Did you know that over 75% of all plants require pollination? And 30-40% of the food we eat is brought to us courtesy of pollinators? Bees, other insects, bats and birds provide this service for free. And it’s estimated the service they provide is worth over $200 billion.
All pollinating birds have especially adapted beaks to drink nectar while also being able to carry off pollen to the next flower on parts of their bodies. In continental North America, our pollinating birds are hummingbirds (like this lovely female Ruby-throated Hummingbird pictured here) and in Hawaii, there are honeycreepers. In other parts of the world, sunbirds(like the Magnificent Sunbird who is the header bird in our newsletter this month) do the work in Africa and Australasia. Australia has honeyeatersand New Guinea has brush-tongued parrots which take over that role.
Additionally many birds benefit from the wild food sources created by pollinators, or from eating the insect pollinators themselves. In the US, birds like Wood Thrushes, warblers and bluebirds are all reliant upon the same insects that pollinate flowers and crops. As the insect population goes, so go the welfare of birds and agriculture.

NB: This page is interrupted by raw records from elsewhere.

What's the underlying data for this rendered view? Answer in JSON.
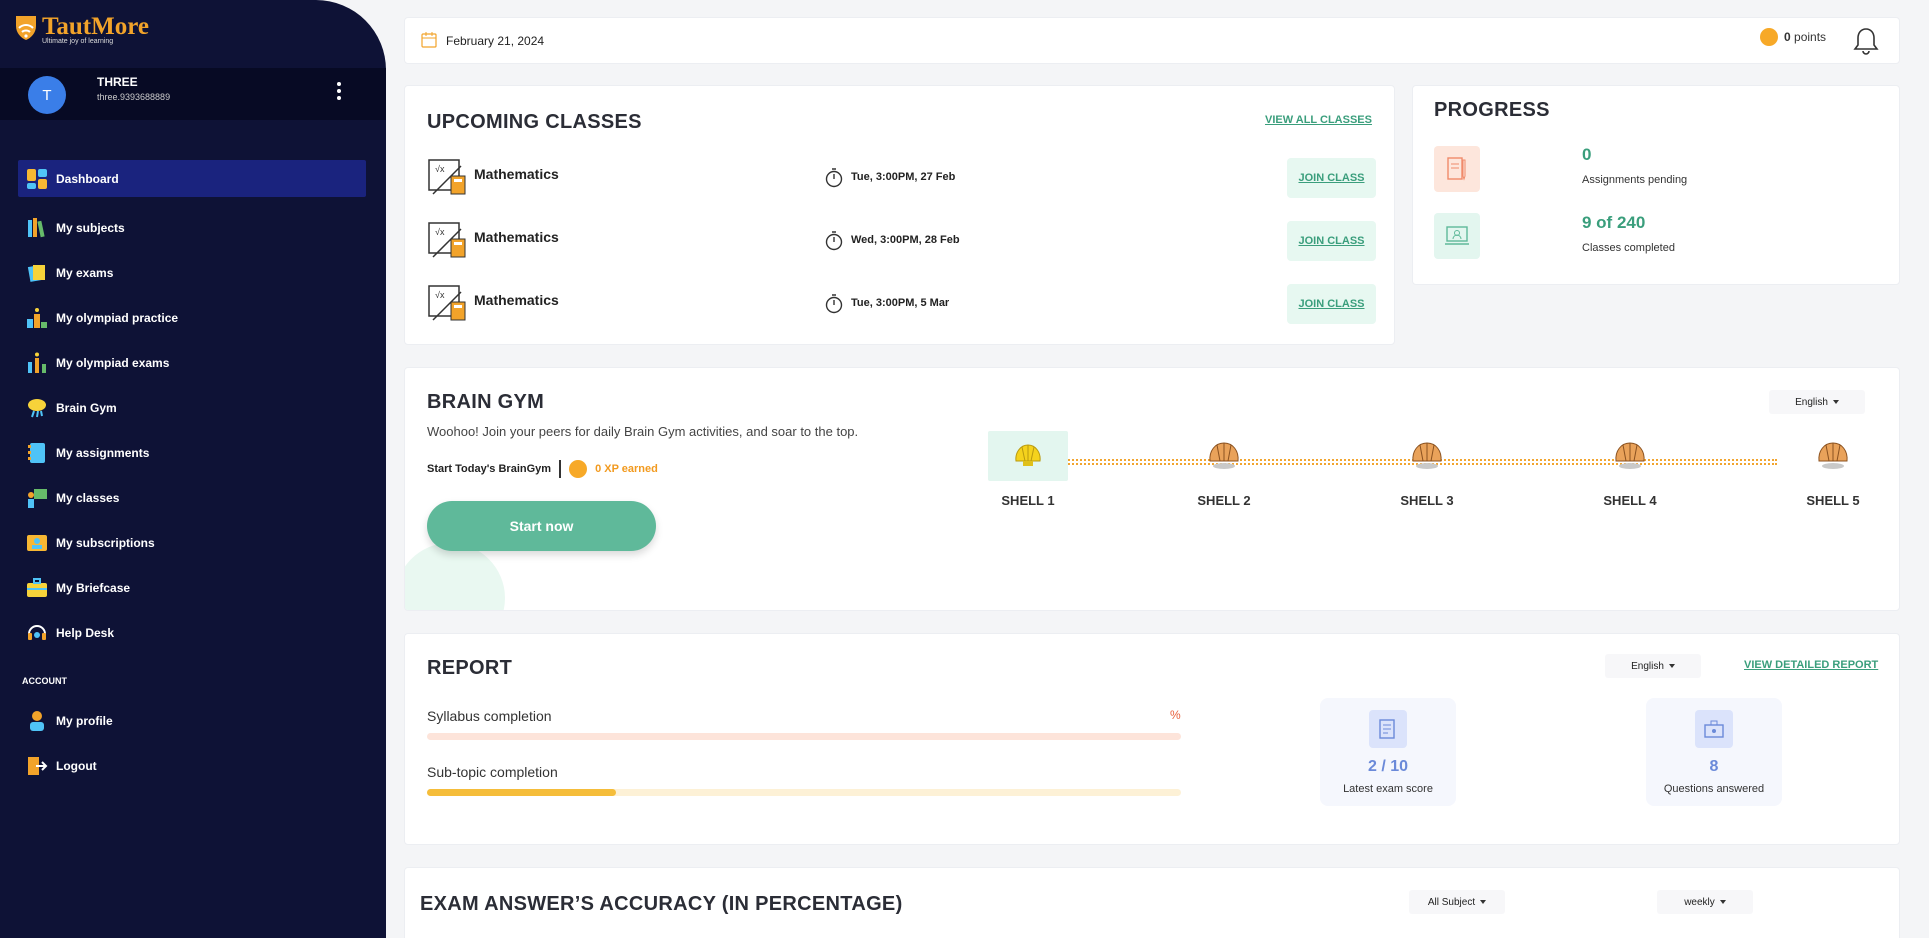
{
  "sidebar": {
    "brand": "TautMore",
    "tagline": "Ultimate joy of learning",
    "user": {
      "initial": "T",
      "name": "THREE",
      "phone": "three.9393688889"
    },
    "items": [
      {
        "label": "Dashboard",
        "icon": "dashboard-icon",
        "active": true
      },
      {
        "label": "My subjects",
        "icon": "books-icon"
      },
      {
        "label": "My exams",
        "icon": "exam-papers-icon"
      },
      {
        "label": "My olympiad practice",
        "icon": "podium-icon"
      },
      {
        "label": "My olympiad exams",
        "icon": "trophy-icon"
      },
      {
        "label": "Brain Gym",
        "icon": "brain-cloud-icon"
      },
      {
        "label": "My assignments",
        "icon": "notebook-icon"
      },
      {
        "label": "My classes",
        "icon": "teacher-board-icon"
      },
      {
        "label": "My subscriptions",
        "icon": "subscription-icon"
      },
      {
        "label": "My Briefcase",
        "icon": "briefcase-icon"
      },
      {
        "label": "Help Desk",
        "icon": "headset-icon"
      }
    ],
    "account_heading": "ACCOUNT",
    "account_items": [
      {
        "label": "My profile",
        "icon": "profile-icon"
      },
      {
        "label": "Logout",
        "icon": "logout-icon"
      }
    ]
  },
  "header": {
    "date": "February 21, 2024",
    "points_value": "0",
    "points_label": "points"
  },
  "upcoming": {
    "title": "UPCOMING CLASSES",
    "view_all": "VIEW ALL CLASSES",
    "join_label": "JOIN CLASS",
    "classes": [
      {
        "subject": "Mathematics",
        "when": "Tue, 3:00PM, 27 Feb"
      },
      {
        "subject": "Mathematics",
        "when": "Wed, 3:00PM, 28 Feb"
      },
      {
        "subject": "Mathematics",
        "when": "Tue, 3:00PM, 5 Mar"
      }
    ]
  },
  "progress": {
    "title": "PROGRESS",
    "assignments_value": "0",
    "assignments_label": "Assignments pending",
    "classes_value": "9 of 240",
    "classes_label": "Classes completed"
  },
  "brain_gym": {
    "title": "BRAIN GYM",
    "description": "Woohoo! Join your peers for daily Brain Gym activities, and soar to the top.",
    "start_label": "Start Today's BrainGym",
    "xp_text": "0 XP earned",
    "button": "Start now",
    "language": "English",
    "shells": [
      "SHELL 1",
      "SHELL 2",
      "SHELL 3",
      "SHELL 4",
      "SHELL 5"
    ]
  },
  "report": {
    "title": "REPORT",
    "language": "English",
    "view_detailed": "VIEW DETAILED REPORT",
    "syllabus_label": "Syllabus completion",
    "syllabus_value": "%",
    "subtopic_label": "Sub-topic completion",
    "subtopic_fraction": 0.25,
    "exam_score": "2 / 10",
    "exam_score_label": "Latest exam score",
    "questions": "8",
    "questions_label": "Questions answered"
  },
  "accuracy": {
    "title": "EXAM ANSWER’S ACCURACY (IN PERCENTAGE)",
    "subject_filter": "All Subject",
    "period_filter": "weekly"
  },
  "colors": {
    "sidebar": "#0e1236",
    "accent_green": "#3a9e7c",
    "button_green": "#5fb99a",
    "coin": "#f7a928",
    "stat_blue": "#6b8ad9"
  }
}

If you haven’t gotten the message yet….yes, there is something you can do! Why not cultivate a pollinator haven in your garden? Choose native plants that are attractive to pollinators (many of which have brightly colored flowers sure to perk up any garden). Then if you have the space, create a larger habitat incorporating those plants and adding a nestbox to the mix. The Pollinator Partnership at the Smithsonianhas suggestions for how to do this and what to plant. But this is just the beginning of what can be done!

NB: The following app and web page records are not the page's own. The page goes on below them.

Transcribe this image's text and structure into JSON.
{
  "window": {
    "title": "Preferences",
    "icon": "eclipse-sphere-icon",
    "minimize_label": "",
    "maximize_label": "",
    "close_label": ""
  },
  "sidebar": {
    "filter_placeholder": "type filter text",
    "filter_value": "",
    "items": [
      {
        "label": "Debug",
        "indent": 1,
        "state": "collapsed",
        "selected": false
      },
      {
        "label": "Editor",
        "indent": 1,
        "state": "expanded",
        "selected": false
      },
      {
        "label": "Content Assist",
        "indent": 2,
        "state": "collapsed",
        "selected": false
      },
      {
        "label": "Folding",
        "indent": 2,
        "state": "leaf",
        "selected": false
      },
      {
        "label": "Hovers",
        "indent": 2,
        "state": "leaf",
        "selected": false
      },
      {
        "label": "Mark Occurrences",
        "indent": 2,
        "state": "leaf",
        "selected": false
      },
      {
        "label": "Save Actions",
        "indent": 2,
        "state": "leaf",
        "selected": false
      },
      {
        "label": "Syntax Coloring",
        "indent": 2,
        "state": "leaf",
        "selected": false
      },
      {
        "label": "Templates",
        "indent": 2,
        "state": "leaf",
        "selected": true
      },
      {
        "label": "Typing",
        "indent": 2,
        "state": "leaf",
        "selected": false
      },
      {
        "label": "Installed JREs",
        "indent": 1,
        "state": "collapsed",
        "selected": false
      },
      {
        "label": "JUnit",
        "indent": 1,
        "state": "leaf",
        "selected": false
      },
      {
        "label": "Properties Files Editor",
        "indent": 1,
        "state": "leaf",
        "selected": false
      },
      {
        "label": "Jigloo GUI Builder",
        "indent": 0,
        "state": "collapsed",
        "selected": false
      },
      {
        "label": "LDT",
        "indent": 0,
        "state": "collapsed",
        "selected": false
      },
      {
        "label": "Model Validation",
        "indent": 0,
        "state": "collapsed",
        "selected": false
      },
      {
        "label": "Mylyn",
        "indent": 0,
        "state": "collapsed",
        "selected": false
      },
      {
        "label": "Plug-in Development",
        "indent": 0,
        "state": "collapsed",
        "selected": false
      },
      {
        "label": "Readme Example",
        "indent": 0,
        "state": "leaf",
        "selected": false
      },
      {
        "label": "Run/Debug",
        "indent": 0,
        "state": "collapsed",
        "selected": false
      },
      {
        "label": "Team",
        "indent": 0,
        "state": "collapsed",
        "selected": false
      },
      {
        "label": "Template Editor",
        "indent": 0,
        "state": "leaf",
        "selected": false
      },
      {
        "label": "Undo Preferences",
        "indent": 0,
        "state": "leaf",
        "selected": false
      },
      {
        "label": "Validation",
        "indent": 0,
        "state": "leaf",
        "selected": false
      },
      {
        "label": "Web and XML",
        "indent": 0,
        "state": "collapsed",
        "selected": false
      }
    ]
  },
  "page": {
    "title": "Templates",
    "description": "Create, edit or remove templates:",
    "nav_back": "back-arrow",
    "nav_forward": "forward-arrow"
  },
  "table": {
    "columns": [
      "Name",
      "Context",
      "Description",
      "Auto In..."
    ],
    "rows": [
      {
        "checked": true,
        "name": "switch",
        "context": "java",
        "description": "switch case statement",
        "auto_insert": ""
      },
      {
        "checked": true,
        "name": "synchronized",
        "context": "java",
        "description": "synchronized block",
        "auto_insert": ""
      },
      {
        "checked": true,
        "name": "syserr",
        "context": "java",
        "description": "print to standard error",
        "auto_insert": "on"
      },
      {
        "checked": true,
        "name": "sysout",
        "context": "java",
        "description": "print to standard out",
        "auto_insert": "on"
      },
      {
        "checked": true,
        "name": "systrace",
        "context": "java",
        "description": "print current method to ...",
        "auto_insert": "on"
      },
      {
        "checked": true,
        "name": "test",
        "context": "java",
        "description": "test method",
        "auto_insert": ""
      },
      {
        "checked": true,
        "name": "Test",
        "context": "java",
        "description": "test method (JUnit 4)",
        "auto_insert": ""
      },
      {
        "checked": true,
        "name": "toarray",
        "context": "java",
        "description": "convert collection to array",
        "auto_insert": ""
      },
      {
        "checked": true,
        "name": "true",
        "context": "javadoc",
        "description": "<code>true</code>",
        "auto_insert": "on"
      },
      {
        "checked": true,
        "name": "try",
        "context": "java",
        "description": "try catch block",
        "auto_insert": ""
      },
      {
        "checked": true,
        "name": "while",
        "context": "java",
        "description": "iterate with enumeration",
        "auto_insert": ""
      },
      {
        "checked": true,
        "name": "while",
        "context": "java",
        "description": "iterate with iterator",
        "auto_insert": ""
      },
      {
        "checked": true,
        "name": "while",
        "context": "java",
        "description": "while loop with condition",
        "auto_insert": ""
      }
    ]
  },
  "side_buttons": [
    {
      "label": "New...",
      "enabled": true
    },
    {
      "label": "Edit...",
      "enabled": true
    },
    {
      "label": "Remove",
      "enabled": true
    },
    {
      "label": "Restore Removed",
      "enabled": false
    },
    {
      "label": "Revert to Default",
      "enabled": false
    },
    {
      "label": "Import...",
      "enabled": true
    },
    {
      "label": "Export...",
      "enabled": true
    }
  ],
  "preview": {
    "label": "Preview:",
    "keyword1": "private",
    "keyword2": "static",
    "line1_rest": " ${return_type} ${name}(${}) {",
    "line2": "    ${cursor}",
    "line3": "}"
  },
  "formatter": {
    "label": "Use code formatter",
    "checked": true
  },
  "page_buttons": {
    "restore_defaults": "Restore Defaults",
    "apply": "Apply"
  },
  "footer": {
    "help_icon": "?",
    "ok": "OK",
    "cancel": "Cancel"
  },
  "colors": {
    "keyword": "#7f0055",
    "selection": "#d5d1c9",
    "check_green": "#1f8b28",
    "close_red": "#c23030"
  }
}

Take a look at an amazing project in Canada, Norway and Australiawhere B&B Highways (Bed and Breakfasts for Birds, Bees, Butterflies and Biodiversity) are being created, providing a safe and connected haven for all sorts of pollinators in a pathway through the city. Each B&B is designed to have a variety of native plants that attract pollinators comprising a habitat that they can live in, plus a nest box, bee box and/or bat house. And they are cropping up on rooftops, churchyards, schools, and balconies around the cities of Oslo, Vancouver and Sydney, giving pollinators a way to live and move seamlessly around the city and do their job!
For more info on what plants to plant and best practices for creating habitat for pollinators, check out this piece from the US Forest Service.

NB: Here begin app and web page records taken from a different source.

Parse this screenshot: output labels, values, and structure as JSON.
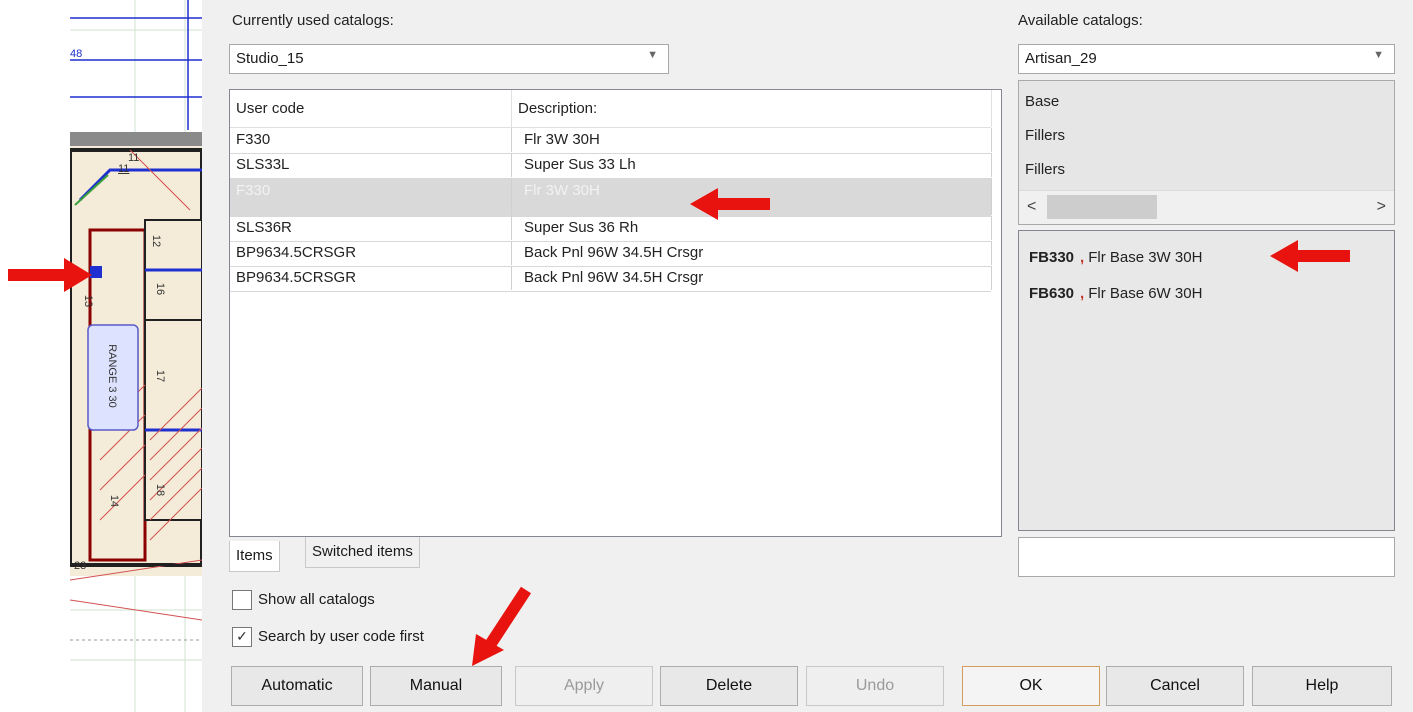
{
  "drawing": {
    "dimension_label": "48",
    "cabinet_labels": [
      "11",
      "11",
      "12",
      "13",
      "16",
      "17",
      "18",
      "14"
    ],
    "range_label": "RANGE 3 30",
    "bottom_label": "23"
  },
  "left": {
    "current_label": "Currently used catalogs:",
    "current_value": "Studio_15",
    "table": {
      "headers": [
        "User code",
        "Description:"
      ],
      "rows": [
        {
          "code": "F330",
          "desc": "Flr 3W 30H"
        },
        {
          "code": "SLS33L",
          "desc": "Super Sus 33 Lh"
        },
        {
          "code": "F330",
          "desc": "Flr 3W 30H"
        },
        {
          "code": "SLS36R",
          "desc": "Super Sus 36 Rh"
        },
        {
          "code": "BP9634.5CRSGR",
          "desc": "Back Pnl 96W 34.5H Crsgr"
        },
        {
          "code": "BP9634.5CRSGR",
          "desc": "Back Pnl 96W 34.5H Crsgr"
        }
      ]
    },
    "tabs": [
      "Items",
      "Switched items"
    ],
    "show_all": "Show all catalogs",
    "search_first": "Search by user code first"
  },
  "right": {
    "available_label": "Available catalogs:",
    "available_value": "Artisan_29",
    "catalog_list": [
      "Base",
      "Fillers",
      "Fillers"
    ],
    "results": [
      {
        "code": "FB330",
        "desc": "Flr Base 3W 30H"
      },
      {
        "code": "FB630",
        "desc": "Flr Base 6W 30H"
      }
    ],
    "search_value": ""
  },
  "buttons": {
    "automatic": "Automatic",
    "manual": "Manual",
    "apply": "Apply",
    "delete": "Delete",
    "undo": "Undo",
    "ok": "OK",
    "cancel": "Cancel",
    "help": "Help"
  },
  "colors": {
    "accent_arrow": "#e8130f",
    "selected_row": "#d9d9d9",
    "ok_border": "#d59c5e"
  }
}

Whatever you decide to do, any newly created habitat – especially habitat that is contiguous with others – helps create much-needed living spaces and life-resources for birds and all sorts of other wildlife….and it makes it a better place for people too!